Please check out the International Coalition of Companion Animals Document: Download / Open Document
HOW ARE ANIMALS REGISTERED FOR SPAY/NEUTER SURGERIES? DO VOLUNTEERS JUST PICK UP FREE ROAMING ANIMALS?
Authorization from owners in the form of a signed consent is required for every animal that is spayed or neutered at one of our clinics. Owners have two options for registering their pets for surgery. They can bring their pets to us at the clinic facility, or our teams that go door-to-door in the community can complete the paperwork with the owner at their home and transport the animals to the clinic. Out teams in the community are able to help community members who don’t have transportation and can also help the owner if they are having trouble catching their animals.
WHAT DOES THE TASK FORCE DO WITH ANIMALS THAT ARE CONSIDERED STRAYS?
Contrary to popular belief, there are actually fewer stray animals in large, free roaming dog populations than many people believe. We have stats from one of our partner communities which tells us that 73% of the dogs are free roaming. Many people assume that if a companion animal is at large or semi-feral that the animal must not have an owner. This is not our experience.
However, while in a community, we do accept surrendered animals, again, with a signed relinquishment form from the caregiver or authorized community member. We also ask our Community Liaison to identify problem stray areas in the community (i.e.the community landfill station) and will receive permission from the Community Liaison to capture and place these animals in one of our partner rescue groups.

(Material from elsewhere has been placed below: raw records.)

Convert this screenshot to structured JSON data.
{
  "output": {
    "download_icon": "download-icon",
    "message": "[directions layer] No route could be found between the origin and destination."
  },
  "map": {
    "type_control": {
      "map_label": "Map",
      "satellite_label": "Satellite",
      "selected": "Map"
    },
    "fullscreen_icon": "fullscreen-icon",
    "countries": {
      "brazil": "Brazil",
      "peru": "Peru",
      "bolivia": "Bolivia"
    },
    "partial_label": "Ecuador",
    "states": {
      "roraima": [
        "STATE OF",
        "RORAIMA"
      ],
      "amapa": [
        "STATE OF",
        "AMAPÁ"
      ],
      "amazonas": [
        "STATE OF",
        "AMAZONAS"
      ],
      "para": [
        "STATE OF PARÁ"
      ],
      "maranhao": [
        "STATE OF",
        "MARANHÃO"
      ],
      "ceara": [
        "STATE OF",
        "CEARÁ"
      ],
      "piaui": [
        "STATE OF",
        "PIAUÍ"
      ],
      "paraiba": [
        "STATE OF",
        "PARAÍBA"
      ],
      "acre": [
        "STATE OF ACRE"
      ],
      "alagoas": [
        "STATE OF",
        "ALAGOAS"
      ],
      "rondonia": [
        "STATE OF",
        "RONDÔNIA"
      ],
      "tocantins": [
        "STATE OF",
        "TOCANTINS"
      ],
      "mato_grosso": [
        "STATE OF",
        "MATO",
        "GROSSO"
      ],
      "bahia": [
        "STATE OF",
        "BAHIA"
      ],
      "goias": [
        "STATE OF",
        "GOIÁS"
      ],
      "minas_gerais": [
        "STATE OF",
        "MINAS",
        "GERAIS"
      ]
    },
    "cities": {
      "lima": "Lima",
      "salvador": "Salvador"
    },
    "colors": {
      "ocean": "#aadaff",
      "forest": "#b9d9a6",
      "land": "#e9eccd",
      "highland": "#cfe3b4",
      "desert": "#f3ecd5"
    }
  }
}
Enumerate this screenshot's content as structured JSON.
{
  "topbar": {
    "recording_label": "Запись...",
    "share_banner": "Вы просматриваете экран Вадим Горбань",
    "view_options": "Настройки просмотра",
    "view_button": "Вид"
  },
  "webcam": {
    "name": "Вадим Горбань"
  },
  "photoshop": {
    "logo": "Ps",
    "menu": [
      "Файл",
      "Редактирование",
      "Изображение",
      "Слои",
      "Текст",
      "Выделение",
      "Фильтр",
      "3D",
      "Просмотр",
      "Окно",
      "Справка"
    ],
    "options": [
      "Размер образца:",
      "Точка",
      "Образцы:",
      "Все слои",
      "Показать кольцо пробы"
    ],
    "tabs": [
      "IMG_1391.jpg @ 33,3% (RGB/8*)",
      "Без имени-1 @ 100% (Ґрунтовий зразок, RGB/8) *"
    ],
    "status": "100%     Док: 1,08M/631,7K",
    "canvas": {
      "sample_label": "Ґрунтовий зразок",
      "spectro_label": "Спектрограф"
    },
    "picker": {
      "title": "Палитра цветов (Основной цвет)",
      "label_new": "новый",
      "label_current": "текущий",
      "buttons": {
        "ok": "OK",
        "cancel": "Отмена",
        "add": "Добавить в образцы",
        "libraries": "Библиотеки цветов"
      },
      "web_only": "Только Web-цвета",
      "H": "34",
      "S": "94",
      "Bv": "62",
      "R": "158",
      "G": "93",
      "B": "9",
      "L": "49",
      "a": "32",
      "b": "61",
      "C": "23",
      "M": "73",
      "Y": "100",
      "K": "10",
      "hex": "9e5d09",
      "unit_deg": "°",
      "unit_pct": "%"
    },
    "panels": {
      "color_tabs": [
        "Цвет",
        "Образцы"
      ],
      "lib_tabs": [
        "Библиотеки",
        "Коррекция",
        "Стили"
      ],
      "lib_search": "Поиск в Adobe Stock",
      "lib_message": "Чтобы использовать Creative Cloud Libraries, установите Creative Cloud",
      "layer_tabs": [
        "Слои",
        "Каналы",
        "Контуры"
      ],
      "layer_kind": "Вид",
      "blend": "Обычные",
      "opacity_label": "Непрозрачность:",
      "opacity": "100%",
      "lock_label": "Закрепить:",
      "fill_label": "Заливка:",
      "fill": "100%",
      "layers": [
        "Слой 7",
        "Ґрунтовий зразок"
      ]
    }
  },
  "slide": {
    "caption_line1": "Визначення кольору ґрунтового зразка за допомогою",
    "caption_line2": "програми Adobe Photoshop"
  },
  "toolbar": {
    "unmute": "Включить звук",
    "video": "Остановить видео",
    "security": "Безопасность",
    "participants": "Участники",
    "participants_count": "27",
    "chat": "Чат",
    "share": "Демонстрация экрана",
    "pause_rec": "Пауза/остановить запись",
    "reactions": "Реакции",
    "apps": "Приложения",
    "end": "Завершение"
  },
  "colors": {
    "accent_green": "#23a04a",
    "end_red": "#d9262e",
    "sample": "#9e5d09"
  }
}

SAMPLE OUTLINE OF A CLINIC WEEKEND:
- Unload truck (approximately 9 am)
- Set up clinic site
- Designated teams gather dogs in targeted areas of the community.
- Surgery usually starts at about 1pm.
- Ongoing: Walk, feed, water animals, clean dog crates and cat cages
- 7am: Walk, feed, water animals, clean dog crates and cat cages
- Surgery starts at 8am and can end as late as 7pm
- Volunteers care for animals throughout the day
- 11am: Normally, general registration starts for guardians who drive their dogs or cats to us
- Animals gathered on Friday are driven home to their guardians provided they have recovered sufficiently. Some animals are kept longer.
- PM: Walk, feed, water animals, clean dog crates and cat cages
- 7am: Walk, feed, water animals, clean dog crates and cat cages
- Surgery starts at 8am and ends at approximately 4pm
- Volunteers care for animals throughout the day
- Volunteers assist with cleaning crates, loading the truck and cleaning up. The day usually ends at about 9pm
Please note: The format of the clinics can change according to community needs or requests.